— Records to use —

● ● ●

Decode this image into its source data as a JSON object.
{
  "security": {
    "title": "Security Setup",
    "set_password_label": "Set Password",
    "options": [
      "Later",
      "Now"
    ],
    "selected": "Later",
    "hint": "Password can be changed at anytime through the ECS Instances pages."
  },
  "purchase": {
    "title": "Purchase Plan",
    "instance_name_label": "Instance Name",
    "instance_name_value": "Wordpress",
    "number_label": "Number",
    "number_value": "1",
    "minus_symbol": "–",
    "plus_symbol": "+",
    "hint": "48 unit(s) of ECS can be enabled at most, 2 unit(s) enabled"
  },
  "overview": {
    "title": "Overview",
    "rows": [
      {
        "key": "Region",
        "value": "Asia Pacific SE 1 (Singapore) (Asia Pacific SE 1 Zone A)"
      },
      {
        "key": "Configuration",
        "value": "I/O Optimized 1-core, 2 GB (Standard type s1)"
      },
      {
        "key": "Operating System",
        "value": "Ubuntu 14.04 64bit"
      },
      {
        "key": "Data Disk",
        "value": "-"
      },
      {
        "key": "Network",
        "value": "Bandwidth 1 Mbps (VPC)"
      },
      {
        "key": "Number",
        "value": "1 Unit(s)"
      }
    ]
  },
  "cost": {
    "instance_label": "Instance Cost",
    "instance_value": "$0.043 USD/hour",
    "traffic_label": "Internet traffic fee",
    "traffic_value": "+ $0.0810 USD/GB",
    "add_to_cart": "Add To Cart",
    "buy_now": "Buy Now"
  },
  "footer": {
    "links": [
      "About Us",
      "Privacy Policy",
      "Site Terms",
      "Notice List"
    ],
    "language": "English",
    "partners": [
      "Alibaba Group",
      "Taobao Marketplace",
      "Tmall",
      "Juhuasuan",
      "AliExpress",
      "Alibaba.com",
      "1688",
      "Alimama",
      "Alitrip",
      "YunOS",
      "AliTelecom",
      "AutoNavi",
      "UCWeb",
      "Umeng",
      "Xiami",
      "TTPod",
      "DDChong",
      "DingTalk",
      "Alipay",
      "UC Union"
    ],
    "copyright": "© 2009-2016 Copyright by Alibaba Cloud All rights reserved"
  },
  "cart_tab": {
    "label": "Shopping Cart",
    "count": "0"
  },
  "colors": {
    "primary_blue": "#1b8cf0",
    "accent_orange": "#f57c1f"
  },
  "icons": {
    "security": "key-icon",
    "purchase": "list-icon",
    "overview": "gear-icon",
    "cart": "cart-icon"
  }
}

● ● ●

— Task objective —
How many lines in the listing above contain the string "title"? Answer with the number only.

— Written response —
3